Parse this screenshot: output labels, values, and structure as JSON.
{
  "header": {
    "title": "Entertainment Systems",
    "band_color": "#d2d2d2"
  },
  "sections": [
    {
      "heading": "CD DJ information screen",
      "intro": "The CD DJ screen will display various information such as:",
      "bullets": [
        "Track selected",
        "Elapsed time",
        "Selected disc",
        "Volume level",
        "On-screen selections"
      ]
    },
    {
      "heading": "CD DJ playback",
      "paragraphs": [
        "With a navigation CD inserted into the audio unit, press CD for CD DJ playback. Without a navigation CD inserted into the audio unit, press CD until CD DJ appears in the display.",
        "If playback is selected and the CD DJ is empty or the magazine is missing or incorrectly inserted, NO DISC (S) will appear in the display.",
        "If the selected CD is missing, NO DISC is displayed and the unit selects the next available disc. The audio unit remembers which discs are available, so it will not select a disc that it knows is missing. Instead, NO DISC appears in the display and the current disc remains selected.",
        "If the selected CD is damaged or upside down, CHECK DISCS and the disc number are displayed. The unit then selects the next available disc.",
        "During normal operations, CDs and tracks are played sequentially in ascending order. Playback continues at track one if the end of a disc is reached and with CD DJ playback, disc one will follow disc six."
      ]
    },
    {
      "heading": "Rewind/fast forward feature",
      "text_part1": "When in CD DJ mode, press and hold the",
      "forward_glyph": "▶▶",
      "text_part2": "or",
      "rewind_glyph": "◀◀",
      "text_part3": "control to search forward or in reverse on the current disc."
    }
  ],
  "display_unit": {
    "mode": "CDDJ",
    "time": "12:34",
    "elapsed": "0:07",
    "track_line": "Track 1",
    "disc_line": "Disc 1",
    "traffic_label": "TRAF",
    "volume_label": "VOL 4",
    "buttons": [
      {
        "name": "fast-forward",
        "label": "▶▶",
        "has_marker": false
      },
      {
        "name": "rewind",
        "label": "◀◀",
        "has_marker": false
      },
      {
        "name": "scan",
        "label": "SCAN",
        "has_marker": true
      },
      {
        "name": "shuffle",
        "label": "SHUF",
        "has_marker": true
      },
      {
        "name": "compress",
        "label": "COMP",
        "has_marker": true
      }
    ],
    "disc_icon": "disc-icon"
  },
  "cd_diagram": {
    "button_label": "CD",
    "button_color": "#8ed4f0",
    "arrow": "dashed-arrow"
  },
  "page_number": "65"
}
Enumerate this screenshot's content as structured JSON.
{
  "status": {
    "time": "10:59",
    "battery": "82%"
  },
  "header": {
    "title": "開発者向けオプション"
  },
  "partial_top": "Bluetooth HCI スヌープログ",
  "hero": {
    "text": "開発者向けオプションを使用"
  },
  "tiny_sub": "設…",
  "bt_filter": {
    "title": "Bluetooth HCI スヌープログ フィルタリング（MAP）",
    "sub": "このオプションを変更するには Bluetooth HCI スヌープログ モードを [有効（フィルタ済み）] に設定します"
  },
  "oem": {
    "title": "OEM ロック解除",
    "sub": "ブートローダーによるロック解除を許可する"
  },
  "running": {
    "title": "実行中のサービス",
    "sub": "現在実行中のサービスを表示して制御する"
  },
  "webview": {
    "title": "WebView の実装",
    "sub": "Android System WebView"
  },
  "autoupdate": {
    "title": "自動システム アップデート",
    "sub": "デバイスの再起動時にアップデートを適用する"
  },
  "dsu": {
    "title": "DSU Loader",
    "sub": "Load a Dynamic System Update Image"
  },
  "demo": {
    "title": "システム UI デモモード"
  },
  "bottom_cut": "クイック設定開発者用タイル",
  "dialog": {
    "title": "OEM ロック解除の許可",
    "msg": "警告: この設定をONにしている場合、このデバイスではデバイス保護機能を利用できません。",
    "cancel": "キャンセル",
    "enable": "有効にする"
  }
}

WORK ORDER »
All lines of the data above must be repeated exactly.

TASK RESPONSE »
Parse this screenshot: output labels, values, and structure as JSON.
{
  "header": {
    "title": "Entertainment Systems",
    "band_color": "#d2d2d2"
  },
  "sections": [
    {
      "heading": "CD DJ information screen",
      "intro": "The CD DJ screen will display various information such as:",
      "bullets": [
        "Track selected",
        "Elapsed time",
        "Selected disc",
        "Volume level",
        "On-screen selections"
      ]
    },
    {
      "heading": "CD DJ playback",
      "paragraphs": [
        "With a navigation CD inserted into the audio unit, press CD for CD DJ playback. Without a navigation CD inserted into the audio unit, press CD until CD DJ appears in the display.",
        "If playback is selected and the CD DJ is empty or the magazine is missing or incorrectly inserted, NO DISC (S) will appear in the display.",
        "If the selected CD is missing, NO DISC is displayed and the unit selects the next available disc. The audio unit remembers which discs are available, so it will not select a disc that it knows is missing. Instead, NO DISC appears in the display and the current disc remains selected.",
        "If the selected CD is damaged or upside down, CHECK DISCS and the disc number are displayed. The unit then selects the next available disc.",
        "During normal operations, CDs and tracks are played sequentially in ascending order. Playback continues at track one if the end of a disc is reached and with CD DJ playback, disc one will follow disc six."
      ]
    },
    {
      "heading": "Rewind/fast forward feature",
      "text_part1": "When in CD DJ mode, press and hold the",
      "forward_glyph": "▶▶",
      "text_part2": "or",
      "rewind_glyph": "◀◀",
      "text_part3": "control to search forward or in reverse on the current disc."
    }
  ],
  "display_unit": {
    "mode": "CDDJ",
    "time": "12:34",
    "elapsed": "0:07",
    "track_line": "Track 1",
    "disc_line": "Disc 1",
    "traffic_label": "TRAF",
    "volume_label": "VOL 4",
    "buttons": [
      {
        "name": "fast-forward",
        "label": "▶▶",
        "has_marker": false
      },
      {
        "name": "rewind",
        "label": "◀◀",
        "has_marker": false
      },
      {
        "name": "scan",
        "label": "SCAN",
        "has_marker": true
      },
      {
        "name": "shuffle",
        "label": "SHUF",
        "has_marker": true
      },
      {
        "name": "compress",
        "label": "COMP",
        "has_marker": true
      }
    ],
    "disc_icon": "disc-icon"
  },
  "cd_diagram": {
    "button_label": "CD",
    "button_color": "#8ed4f0",
    "arrow": "dashed-arrow"
  },
  "page_number": "65"
}
Enumerate this screenshot's content as structured JSON.
{
  "status": {
    "time": "10:59",
    "battery": "82%"
  },
  "header": {
    "title": "開発者向けオプション"
  },
  "partial_top": "Bluetooth HCI スヌープログ",
  "hero": {
    "text": "開発者向けオプションを使用"
  },
  "tiny_sub": "設…",
  "bt_filter": {
    "title": "Bluetooth HCI スヌープログ フィルタリング（MAP）",
    "sub": "このオプションを変更するには Bluetooth HCI スヌープログ モードを [有効（フィルタ済み）] に設定します"
  },
  "oem": {
    "title": "OEM ロック解除",
    "sub": "ブートローダーによるロック解除を許可する"
  },
  "running": {
    "title": "実行中のサービス",
    "sub": "現在実行中のサービスを表示して制御する"
  },
  "webview": {
    "title": "WebView の実装",
    "sub": "Android System WebView"
  },
  "autoupdate": {
    "title": "自動システム アップデート",
    "sub": "デバイスの再起動時にアップデートを適用する"
  },
  "dsu": {
    "title": "DSU Loader",
    "sub": "Load a Dynamic System Update Image"
  },
  "demo": {
    "title": "システム UI デモモード"
  },
  "bottom_cut": "クイック設定開発者用タイル",
  "dialog": {
    "title": "OEM ロック解除の許可",
    "msg": "警告: この設定をONにしている場合、このデバイスではデバイス保護機能を利用できません。",
    "cancel": "キャンセル",
    "enable": "有効にする"
  }
}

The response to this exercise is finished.